__What you are asked to do__. Would you output all the lines below precisely as they stand, leaving each picture out?

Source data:
:::

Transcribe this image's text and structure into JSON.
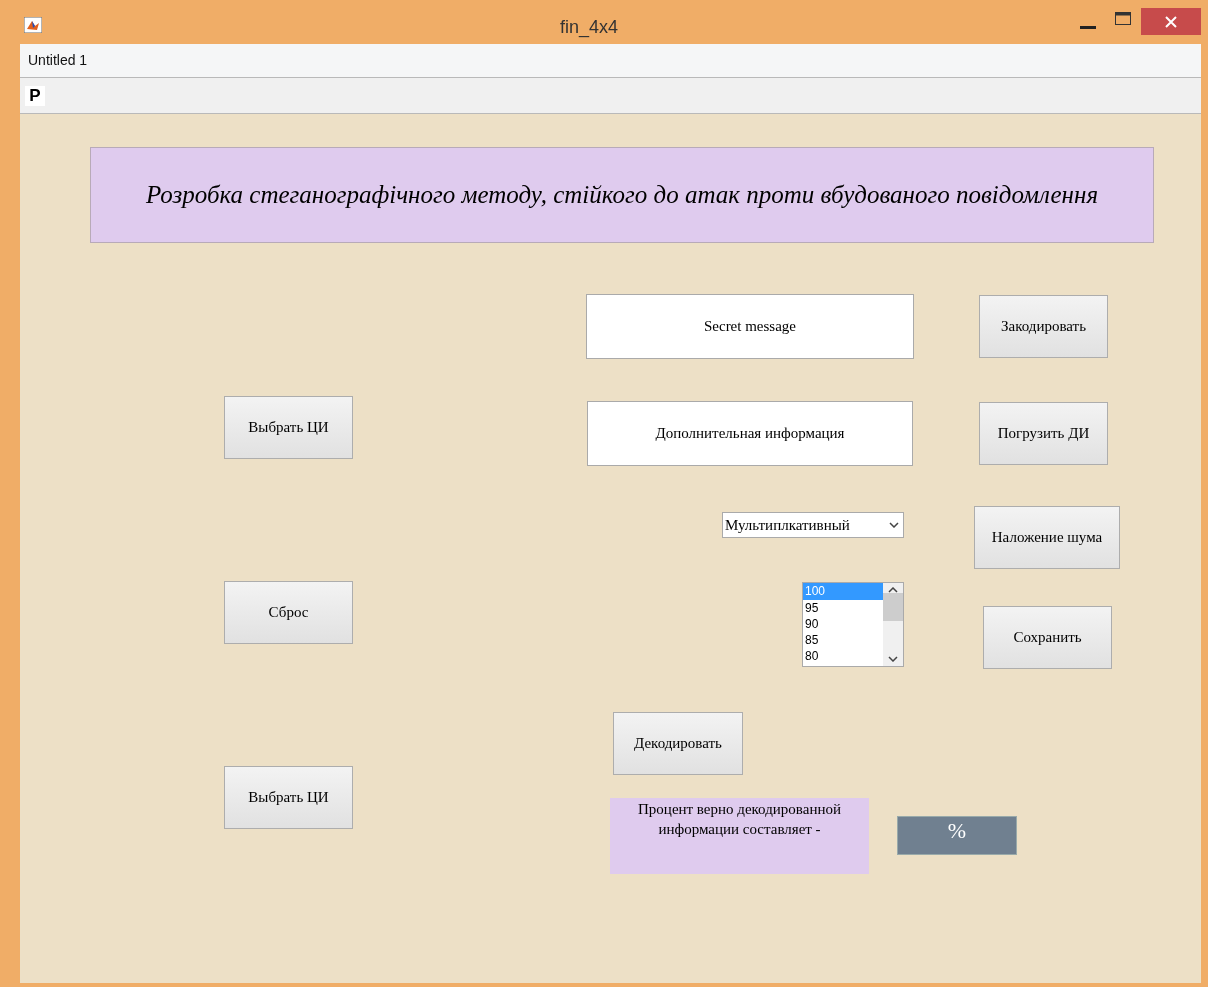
{
  "window": {
    "title": "fin_4x4"
  },
  "menu_bar": {
    "label": "Untitled 1"
  },
  "toolbar": {
    "button_label": "P"
  },
  "heading": "Розробка стеганографічного методу, стійкого до атак проти вбудованого повідомлення",
  "controls": [
    {
      "kind": "edit",
      "value": "Secret message"
    },
    {
      "kind": "button",
      "label": "Закодировать"
    },
    {
      "kind": "button",
      "label": "Выбрать ЦИ"
    },
    {
      "kind": "edit",
      "value": "Дополнительная информация"
    },
    {
      "kind": "button",
      "label": "Погрузить ДИ"
    },
    {
      "kind": "popup",
      "value": "Мультиплкативный"
    },
    {
      "kind": "button",
      "label": "Наложение шума"
    },
    {
      "kind": "button",
      "label": "Сброс"
    },
    {
      "kind": "listbox",
      "items": [
        {
          "label": "100",
          "selected": true
        },
        {
          "label": "95",
          "selected": false
        },
        {
          "label": "90",
          "selected": false
        },
        {
          "label": "85",
          "selected": false
        },
        {
          "label": "80",
          "selected": false
        }
      ]
    },
    {
      "kind": "button",
      "label": "Сохранить"
    },
    {
      "kind": "button",
      "label": "Декодировать"
    },
    {
      "kind": "button",
      "label": "Выбрать ЦИ"
    },
    {
      "kind": "text_panel",
      "text": "Процент верно декодированной информации составляет -"
    },
    {
      "kind": "result",
      "text": "%"
    }
  ]
}
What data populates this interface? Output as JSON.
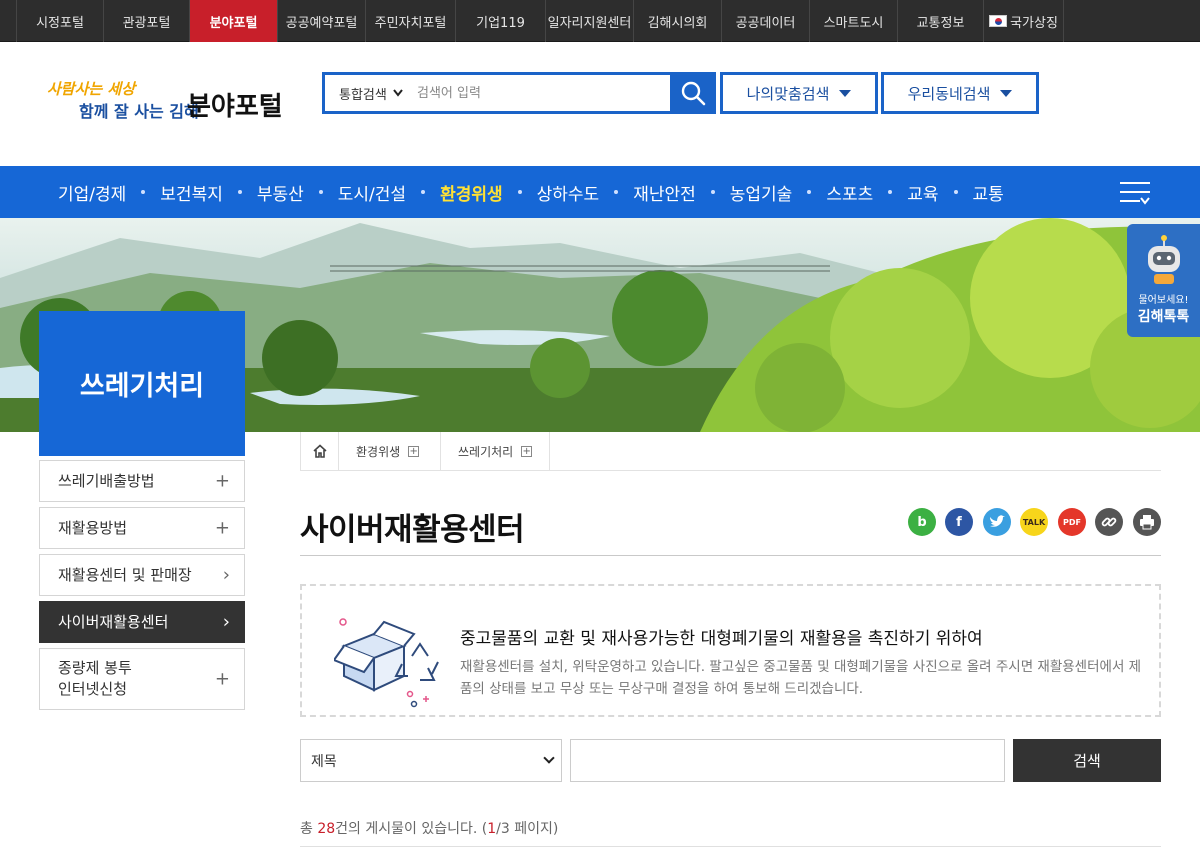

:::

__Written answer__.
Transcribe this image's text and structure into JSON.
{
  "window": {
    "title": "fin_4x4"
  },
  "menu_bar": {
    "label": "Untitled 1"
  },
  "toolbar": {
    "button_label": "P"
  },
  "heading": "Розробка стеганографічного методу, стійкого до атак проти вбудованого повідомлення",
  "controls": [
    {
      "kind": "edit",
      "value": "Secret message"
    },
    {
      "kind": "button",
      "label": "Закодировать"
    },
    {
      "kind": "button",
      "label": "Выбрать ЦИ"
    },
    {
      "kind": "edit",
      "value": "Дополнительная информация"
    },
    {
      "kind": "button",
      "label": "Погрузить ДИ"
    },
    {
      "kind": "popup",
      "value": "Мультиплкативный"
    },
    {
      "kind": "button",
      "label": "Наложение шума"
    },
    {
      "kind": "button",
      "label": "Сброс"
    },
    {
      "kind": "listbox",
      "items": [
        {
          "label": "100",
          "selected": true
        },
        {
          "label": "95",
          "selected": false
        },
        {
          "label": "90",
          "selected": false
        },
        {
          "label": "85",
          "selected": false
        },
        {
          "label": "80",
          "selected": false
        }
      ]
    },
    {
      "kind": "button",
      "label": "Сохранить"
    },
    {
      "kind": "button",
      "label": "Декодировать"
    },
    {
      "kind": "button",
      "label": "Выбрать ЦИ"
    },
    {
      "kind": "text_panel",
      "text": "Процент верно декодированной информации составляет -"
    },
    {
      "kind": "result",
      "text": "%"
    }
  ]
}
What data populates this interface? Output as JSON.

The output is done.